::: Material for the task :::

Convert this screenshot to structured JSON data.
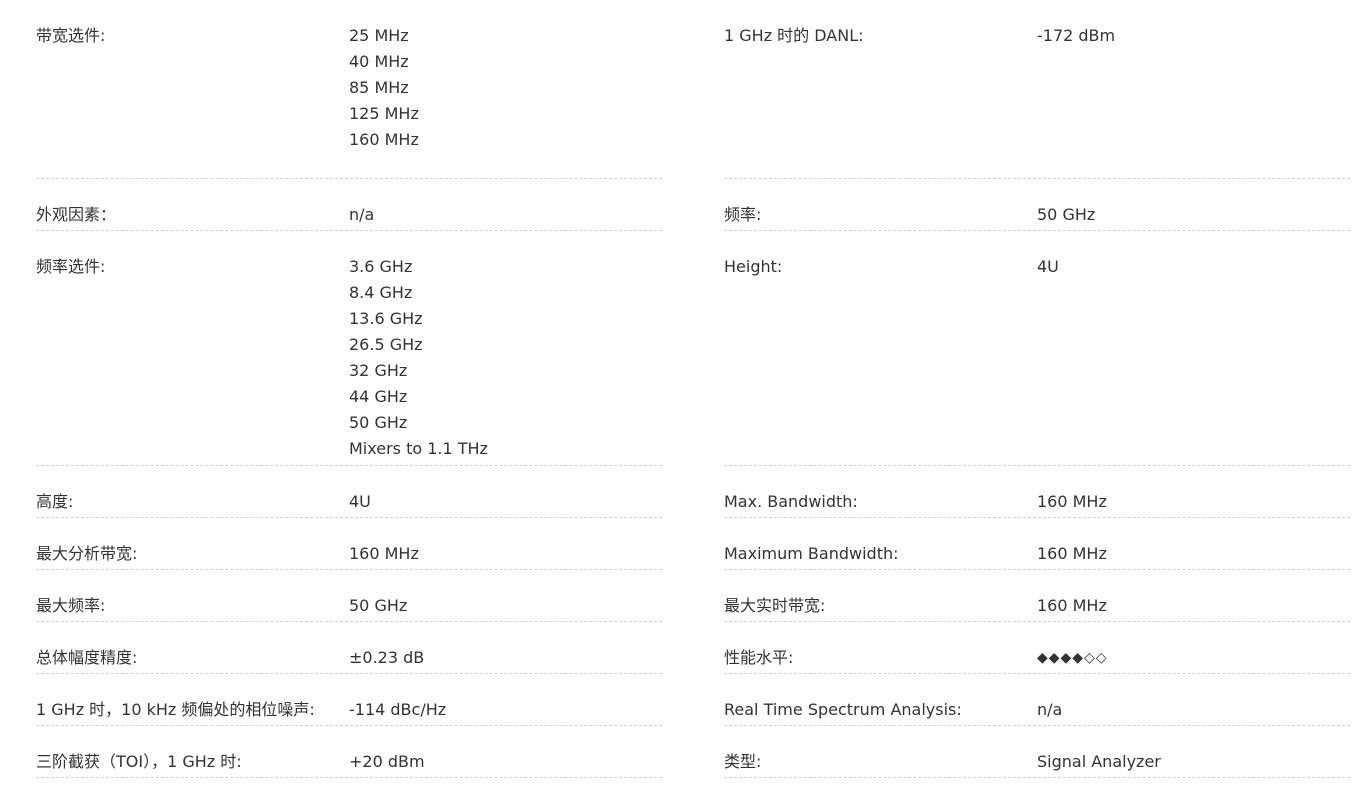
{
  "left": [
    {
      "label": "带宽选件:",
      "values": [
        "25 MHz",
        "40 MHz",
        "85 MHz",
        "125 MHz",
        "160 MHz"
      ]
    },
    {
      "label": "外观因素：",
      "values": [
        "n/a"
      ]
    },
    {
      "label": "频率选件:",
      "values": [
        "3.6 GHz",
        "8.4 GHz",
        "13.6 GHz",
        "26.5 GHz",
        "32 GHz",
        "44 GHz",
        "50 GHz",
        "Mixers to 1.1 THz"
      ]
    },
    {
      "label": "高度:",
      "values": [
        "4U"
      ]
    },
    {
      "label": "最大分析带宽:",
      "values": [
        "160 MHz"
      ]
    },
    {
      "label": "最大频率:",
      "values": [
        "50 GHz"
      ]
    },
    {
      "label": "总体幅度精度:",
      "values": [
        "±0.23 dB"
      ]
    },
    {
      "label": "1 GHz 时，10 kHz 频偏处的相位噪声:",
      "values": [
        "-114 dBc/Hz"
      ]
    },
    {
      "label": "三阶截获（TOI），1 GHz 时:",
      "values": [
        "+20 dBm"
      ]
    }
  ],
  "right": [
    {
      "label": "1 GHz 时的 DANL:",
      "values": [
        "-172 dBm"
      ]
    },
    {
      "label": "频率:",
      "values": [
        "50 GHz"
      ]
    },
    {
      "label": "Height:",
      "values": [
        "4U"
      ]
    },
    {
      "label": "Max. Bandwidth:",
      "values": [
        "160 MHz"
      ]
    },
    {
      "label": "Maximum Bandwidth:",
      "values": [
        "160 MHz"
      ]
    },
    {
      "label": "最大实时带宽:",
      "values": [
        "160 MHz"
      ]
    },
    {
      "label": "性能水平:",
      "values": [
        "◆◆◆◆◇◇"
      ]
    },
    {
      "label": "Real Time Spectrum Analysis:",
      "values": [
        "n/a"
      ]
    },
    {
      "label": "类型:",
      "values": [
        "Signal Analyzer"
      ]
    }
  ]
}
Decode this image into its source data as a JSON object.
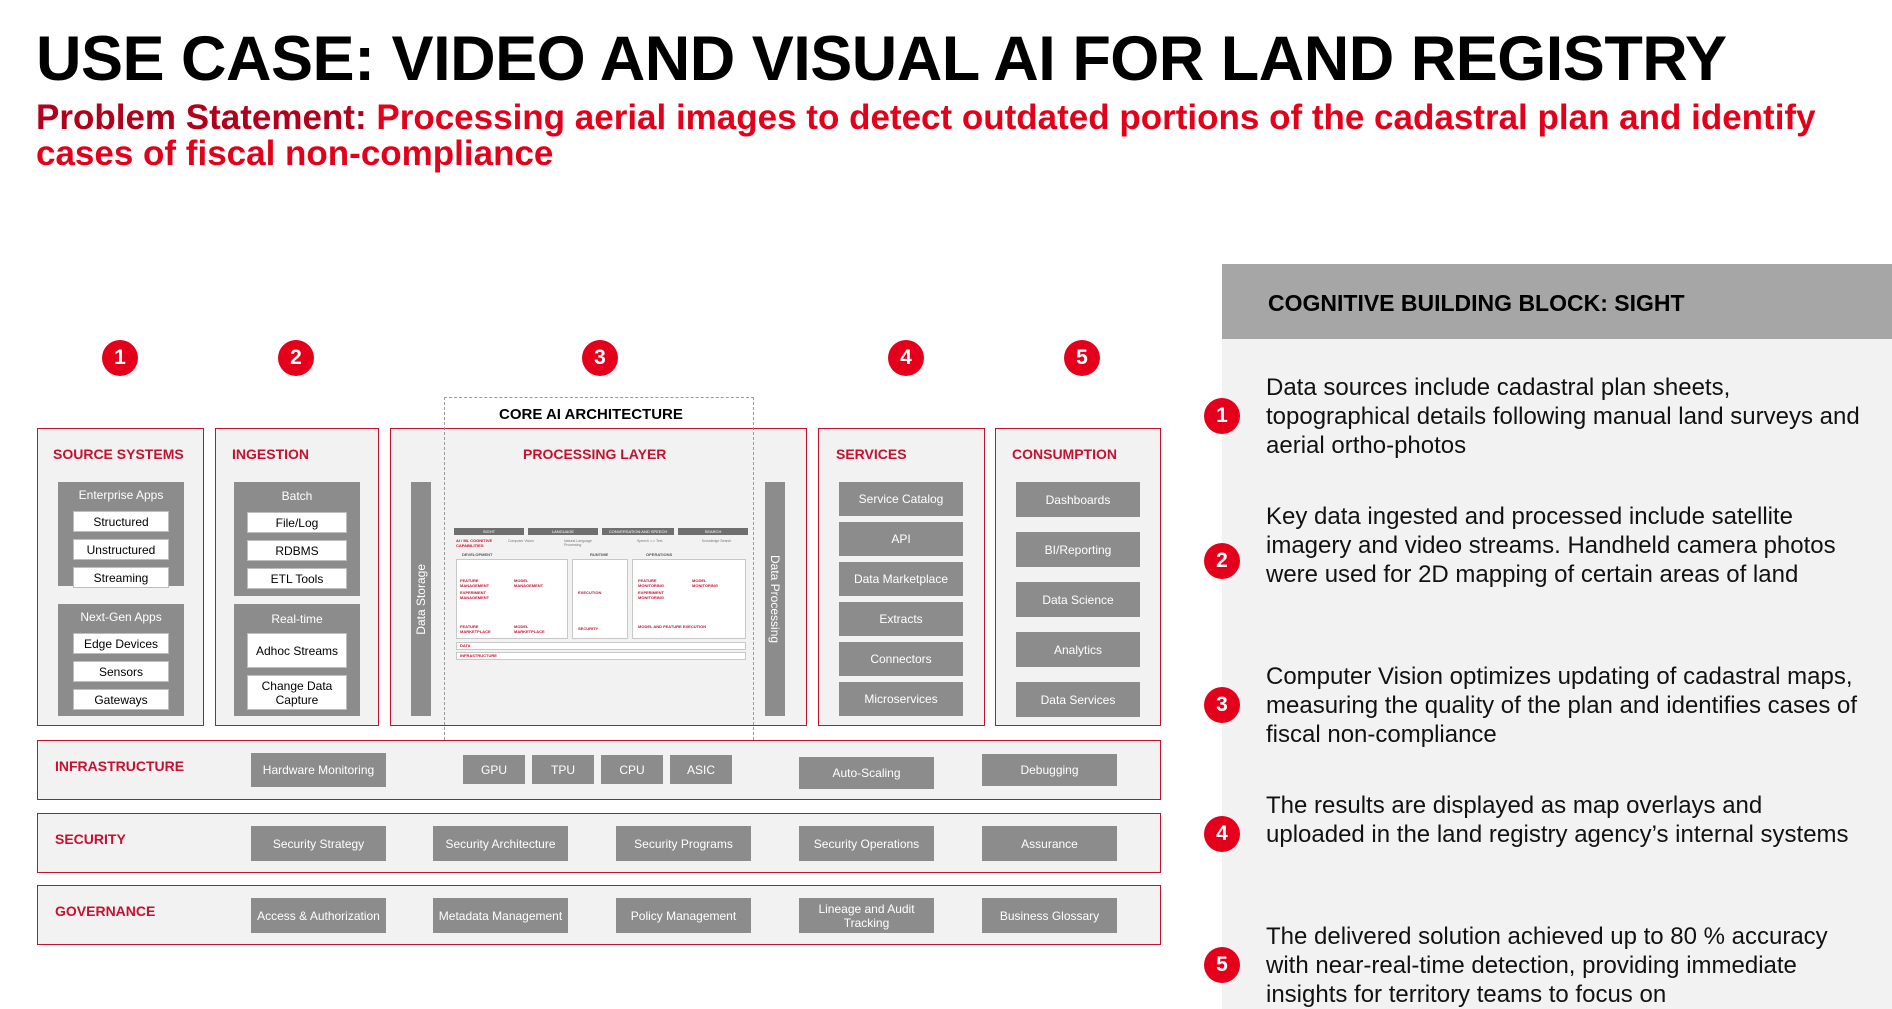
{
  "title": "USE CASE: VIDEO AND VISUAL AI  FOR LAND REGISTRY",
  "problem": {
    "lead": "Problem Statement: ",
    "text": "Processing aerial images to detect outdated portions of the cadastral plan and identify cases of fiscal non-compliance"
  },
  "colors": {
    "accent": "#e4001b",
    "panel_border": "#c8102e",
    "box_gray": "#8c8c8c",
    "sidebar_bg": "#f2f2f2",
    "sidebar_header": "#a6a6a6"
  },
  "badges": [
    "1",
    "2",
    "3",
    "4",
    "5"
  ],
  "source_systems": {
    "title": "SOURCE SYSTEMS",
    "enterprise": {
      "title": "Enterprise Apps",
      "items": [
        "Structured",
        "Unstructured",
        "Streaming"
      ]
    },
    "nextgen": {
      "title": "Next-Gen Apps",
      "items": [
        "Edge Devices",
        "Sensors",
        "Gateways"
      ]
    }
  },
  "ingestion": {
    "title": "INGESTION",
    "batch": {
      "title": "Batch",
      "items": [
        "File/Log",
        "RDBMS",
        "ETL Tools"
      ]
    },
    "realtime": {
      "title": "Real-time",
      "items": [
        "Adhoc Streams",
        "Change Data Capture"
      ]
    }
  },
  "core": {
    "title": "CORE AI ARCHITECTURE",
    "processing_title": "PROCESSING LAYER",
    "data_storage": "Data Storage",
    "data_processing": "Data Processing",
    "mini": {
      "headers": [
        "SIGHT",
        "LANGUAGE",
        "CONVERSATION AND SPEECH",
        "SEARCH"
      ],
      "capabilities": "AI / ML COGNITIVE CAPABILITIES",
      "cap_items": [
        "Computer Vision",
        "Natural Language Processing",
        "Speech <-> Text",
        "Knowledge Search"
      ],
      "sections": [
        "DEVELOPMENT",
        "RUNTIME",
        "OPERATIONS"
      ],
      "dev": [
        "FEATURE MANAGEMENT",
        "MODEL MANAGEMENT",
        "EXPERIMENT MANAGEMENT",
        "FEATURE MARKETPLACE",
        "MODEL MARKETPLACE"
      ],
      "runtime": [
        "EXECUTION",
        "SECURITY"
      ],
      "ops": [
        "FEATURE MONITORING",
        "MODEL MONITORING",
        "EXPERIMENT MONITORING",
        "MODEL AND FEATURE EXECUTION"
      ],
      "data": "DATA",
      "infrastructure": "INFRASTRUCTURE"
    }
  },
  "services": {
    "title": "SERVICES",
    "items": [
      "Service Catalog",
      "API",
      "Data Marketplace",
      "Extracts",
      "Connectors",
      "Microservices"
    ]
  },
  "consumption": {
    "title": "CONSUMPTION",
    "items": [
      "Dashboards",
      "BI/Reporting",
      "Data Science",
      "Analytics",
      "Data Services"
    ]
  },
  "infrastructure": {
    "title": "INFRASTRUCTURE",
    "items": [
      "Hardware Monitoring",
      "GPU",
      "TPU",
      "CPU",
      "ASIC",
      "Auto-Scaling",
      "Debugging"
    ]
  },
  "security": {
    "title": "SECURITY",
    "items": [
      "Security Strategy",
      "Security Architecture",
      "Security Programs",
      "Security Operations",
      "Assurance"
    ]
  },
  "governance": {
    "title": "GOVERNANCE",
    "items": [
      "Access & Authorization",
      "Metadata Management",
      "Policy Management",
      "Lineage and Audit Tracking",
      "Business Glossary"
    ]
  },
  "sidebar": {
    "title": "COGNITIVE BUILDING BLOCK: SIGHT",
    "items": [
      {
        "num": "1",
        "text": "Data sources include cadastral plan sheets, topographical details following manual land surveys and aerial ortho-photos"
      },
      {
        "num": "2",
        "text": "Key data ingested and processed include satellite imagery and video streams. Handheld camera photos were used for 2D mapping of certain areas of land"
      },
      {
        "num": "3",
        "text": "Computer Vision optimizes updating of cadastral maps, measuring the quality of the plan and identifies cases of fiscal non-compliance"
      },
      {
        "num": "4",
        "text": "The results are displayed as map overlays and uploaded in the land registry agency’s internal systems"
      },
      {
        "num": "5",
        "text": "The delivered solution achieved up to 80 % accuracy with near-real-time detection, providing immediate insights for territory teams to focus on"
      }
    ]
  }
}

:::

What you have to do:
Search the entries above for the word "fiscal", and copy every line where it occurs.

Reply:
    "text": "Processing aerial images to detect outdated portions of the cadastral plan and identify cases of fiscal non-compliance"
        "text": "Computer Vision optimizes updating of cadastral maps, measuring the quality of the plan and identifies cases of fiscal non-compliance"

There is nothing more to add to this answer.